In the challenging work of bridge-building, we often cannot tangibly see how our donations are impacting the world. But when bridge-builders share their stories, we can feel the shift in how lives are being impacted.
Meet Maisah Williams-Foote of Atlanta! Maisah can be described as a servant, creative and disruptor. When not volunteering or working to change the world, she can be found walking around Target, reading, and life coaching her friends and family and colleagues even though she is not a Life Coach!
How did you get involved with Be the Bridge?
Are you ready for a “Good God did that story?” Here you go…
Following the tragic attack on the AAPI community in the Atlanta Spa Shootings that targeted Asian-American women, resulting in 8 deaths, 6 Asian-American women and still grieving the murder of George Floyd, I needed connection and decided to attend an AAPI Prayer Meeting hosted by the Asian American Christan Collaborative. Before attending, I was researching faith-based social justice and racial reconciliation organizations. I came across Be the Bridge on Facebook but was having difficulty figuring out how to connect with the organization. We were full-on in the pandemic and most community events had ceased.
Well, God had a plan. I attended the AAPI rally alone and decided to volunteer. I was assigned as a section host when I saw a tall young man wearing what, a BTB T-shirt. This young man, who I now know as Cole, was Andrea Middleton the Community Groups Manager’s son. I asked him about his shirt, and he introduced me to Autumn, attending the event with her beautiful family. Autumn introduced me to Andrea after she returned from supporting one of the speakers. And guess who the speaker was: Latasha Morrison! I did not know Latasha was speaking before she was introduced. I registered without reading the agenda because I was not going for who was on the agenda but to be in the same place with God’s people, my sisters and brothers grieving and seeking God for answers.
A few months later after a series of emails and attending a BIPOC online group, Andrea reached out to join her Atlanta group with fellow facilitator, Margo.
A decision to support my AAPI sisters and brothers at a prayer meeting outdoors with the chance of rain (and it did rain lol) lead to one of the most impactful decisions of my life. I even met Latasha and her dog after the event. Now I consider BTB an enormous part of my faith family and my Atlanta group members, my sisters!

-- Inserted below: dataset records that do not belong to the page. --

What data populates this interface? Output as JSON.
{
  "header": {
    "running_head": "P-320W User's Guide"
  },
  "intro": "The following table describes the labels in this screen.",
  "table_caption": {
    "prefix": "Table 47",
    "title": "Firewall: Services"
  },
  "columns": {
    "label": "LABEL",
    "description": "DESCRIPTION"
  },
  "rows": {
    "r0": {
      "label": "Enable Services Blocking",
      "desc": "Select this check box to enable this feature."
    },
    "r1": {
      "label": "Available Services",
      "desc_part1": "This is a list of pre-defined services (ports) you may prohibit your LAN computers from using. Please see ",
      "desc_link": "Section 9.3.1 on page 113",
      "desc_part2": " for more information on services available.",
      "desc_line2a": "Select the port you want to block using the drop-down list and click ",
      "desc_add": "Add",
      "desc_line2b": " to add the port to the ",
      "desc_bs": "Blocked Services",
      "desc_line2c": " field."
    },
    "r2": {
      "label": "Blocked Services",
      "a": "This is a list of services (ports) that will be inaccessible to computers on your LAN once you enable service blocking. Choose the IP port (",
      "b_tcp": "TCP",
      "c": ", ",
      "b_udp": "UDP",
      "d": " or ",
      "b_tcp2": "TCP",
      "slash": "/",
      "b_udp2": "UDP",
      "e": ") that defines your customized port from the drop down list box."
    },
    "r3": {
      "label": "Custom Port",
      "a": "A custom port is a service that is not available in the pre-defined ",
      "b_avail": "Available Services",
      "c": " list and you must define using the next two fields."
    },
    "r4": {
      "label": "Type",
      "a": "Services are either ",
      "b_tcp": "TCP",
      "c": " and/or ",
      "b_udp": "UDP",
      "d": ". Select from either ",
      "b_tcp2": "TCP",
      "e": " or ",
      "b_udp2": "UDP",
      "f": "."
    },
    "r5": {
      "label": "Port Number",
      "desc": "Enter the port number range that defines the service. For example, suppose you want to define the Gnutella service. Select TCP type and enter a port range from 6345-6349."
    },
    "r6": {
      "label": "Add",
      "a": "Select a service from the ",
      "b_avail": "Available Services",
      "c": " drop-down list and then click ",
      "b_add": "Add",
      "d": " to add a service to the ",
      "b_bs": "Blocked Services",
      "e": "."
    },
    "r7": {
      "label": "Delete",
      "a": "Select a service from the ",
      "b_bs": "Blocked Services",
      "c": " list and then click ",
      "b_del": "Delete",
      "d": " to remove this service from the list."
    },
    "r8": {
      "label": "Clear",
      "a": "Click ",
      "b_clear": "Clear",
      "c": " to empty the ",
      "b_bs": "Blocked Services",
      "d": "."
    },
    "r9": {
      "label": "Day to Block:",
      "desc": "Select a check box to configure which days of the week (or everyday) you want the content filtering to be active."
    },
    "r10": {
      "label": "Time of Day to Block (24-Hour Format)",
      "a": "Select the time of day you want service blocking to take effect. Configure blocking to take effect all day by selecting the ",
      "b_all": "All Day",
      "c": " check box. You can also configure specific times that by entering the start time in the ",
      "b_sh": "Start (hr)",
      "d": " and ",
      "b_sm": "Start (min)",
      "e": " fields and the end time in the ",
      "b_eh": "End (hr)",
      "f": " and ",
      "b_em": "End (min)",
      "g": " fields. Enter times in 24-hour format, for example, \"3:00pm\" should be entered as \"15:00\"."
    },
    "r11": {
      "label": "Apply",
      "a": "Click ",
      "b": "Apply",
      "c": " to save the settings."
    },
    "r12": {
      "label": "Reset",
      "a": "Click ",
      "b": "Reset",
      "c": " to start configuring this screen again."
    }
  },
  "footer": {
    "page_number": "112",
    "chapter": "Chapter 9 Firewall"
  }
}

Have you ever been a part of a Be the Bridge group? If yes, what was the most helpful part of the group? What was the most challenging?
I belong to the Atlanta group (Andrea and Margo group leads). During a time when I had lost hope in my Christian White sisters and brothers’ ability to be their Brothers/Sisters keepers in issues of racism and social justice, I encountered White women who, while not perfect, chose to stand through confusion, sadness, happiness, joy, and hardship. This encounter helped me regain my trust in the capacity of White people to be dependable allies. However, the most challenging aspect was confronting my own biases, prejudices, bitterness, and sometimes, what felt like hatred. I had to return to the Cross, where my salvation was secured, and my relationship with God was renewed. I had to remember that the same God who forgave me and still does, is more than capable of offering that same grace to my fellow Christians, even in their ignorance and unrepentance regarding issues of race and social justice. The group pushed me to confront my “justified” anger and question whether God approved of my “right” to be angry, even to the point of sin.
Which Be the Bridge program has impacted you the most?
Attending the Leadership Summit infused me with optimism and motivation. I had the opportunity to connect with leaders from various backgrounds, both within the country and overseas, who share a common goal of promoting racial harmony, advancing social justice, and enhancing the well-being of the Church. Witnessing such a display of passion and commitment was truly inspiring. Additionally, I had a fantastic time at the inaugural Sneaker Ball and am eagerly looking forward to serving in a more significant role at next year’s event.
Why do you choose to support Be the Bridge?
First, my reasonable service for an organization that blesses my life! Also, I understand Black Women-led nonprofits do not have the same access as their White counterparts to funding, and resources, which is exacerbated when it’s led by an unapologetic Black Woman fighting for social justice and pursing racial reconciliation in the American church. It’s a small donation in comparison to what I desire to give. I plan to double my monthly giving this year so the staff can order 4 pizzas with fries versus 2 with my monthly gift! 🙂
What are three things that bring you hope?
My faith, my children, the next generation of bridge-builders and voices walking in the fullness of who God called them to be and disrupting tradition for truth.
Want to join us on our mission to racial healing, equity and reconciliation?